I first began conducting oral history interviews in 2004 as a part of the research for my MA thesis. Since that time, I have interviewed hundreds of individuals including fishermen in Lower Alabama; black students who desegregated Southern school systems; coal miners in Appalachia; Confederate re-enactors in South Carolina; emeritus professors and business leaders.
In the process, I have learned that very few of us are heroes or villains. History is the story of human beings, individuals who respond in fear and bravery to events they set in motion and yet never controlled. And many of them end up doing things they never expected, sometimes for the good of those around them and at other times doing injury to people they love. These stories can be hard to reconstruct from newspaper accounts or other sources, but they form the heart of our individual memories. They are key to how we understand our communities. They hold power over us as we imagine the future.

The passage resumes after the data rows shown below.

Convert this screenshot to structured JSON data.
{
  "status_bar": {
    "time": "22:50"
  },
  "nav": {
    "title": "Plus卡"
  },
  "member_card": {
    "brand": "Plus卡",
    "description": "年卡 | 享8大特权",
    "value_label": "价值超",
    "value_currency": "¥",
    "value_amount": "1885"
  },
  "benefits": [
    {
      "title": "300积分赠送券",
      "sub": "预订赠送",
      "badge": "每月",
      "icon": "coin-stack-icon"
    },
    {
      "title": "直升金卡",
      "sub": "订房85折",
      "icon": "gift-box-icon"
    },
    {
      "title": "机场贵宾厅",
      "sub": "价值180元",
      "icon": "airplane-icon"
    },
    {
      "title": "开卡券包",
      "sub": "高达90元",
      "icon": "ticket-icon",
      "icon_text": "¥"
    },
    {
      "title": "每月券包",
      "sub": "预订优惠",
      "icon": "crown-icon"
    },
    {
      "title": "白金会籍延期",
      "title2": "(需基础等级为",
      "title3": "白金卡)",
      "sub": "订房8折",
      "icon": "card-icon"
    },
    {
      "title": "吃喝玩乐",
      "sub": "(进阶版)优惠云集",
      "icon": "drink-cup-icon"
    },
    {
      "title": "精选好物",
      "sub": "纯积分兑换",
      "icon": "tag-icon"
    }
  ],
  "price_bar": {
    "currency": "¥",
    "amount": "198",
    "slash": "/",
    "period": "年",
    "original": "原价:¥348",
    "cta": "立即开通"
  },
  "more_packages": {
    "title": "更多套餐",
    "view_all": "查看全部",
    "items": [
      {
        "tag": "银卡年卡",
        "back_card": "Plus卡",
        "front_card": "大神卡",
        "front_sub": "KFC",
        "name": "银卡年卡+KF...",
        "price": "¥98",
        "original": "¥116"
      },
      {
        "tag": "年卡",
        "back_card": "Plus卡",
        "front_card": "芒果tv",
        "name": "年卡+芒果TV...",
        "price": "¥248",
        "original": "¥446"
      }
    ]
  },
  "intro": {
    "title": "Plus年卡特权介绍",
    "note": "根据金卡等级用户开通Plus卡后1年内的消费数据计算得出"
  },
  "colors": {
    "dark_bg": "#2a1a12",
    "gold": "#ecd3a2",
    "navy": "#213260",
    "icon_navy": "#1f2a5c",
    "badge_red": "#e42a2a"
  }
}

Below are some clips from oral histories I conducted with the students who desegregated Clinton High.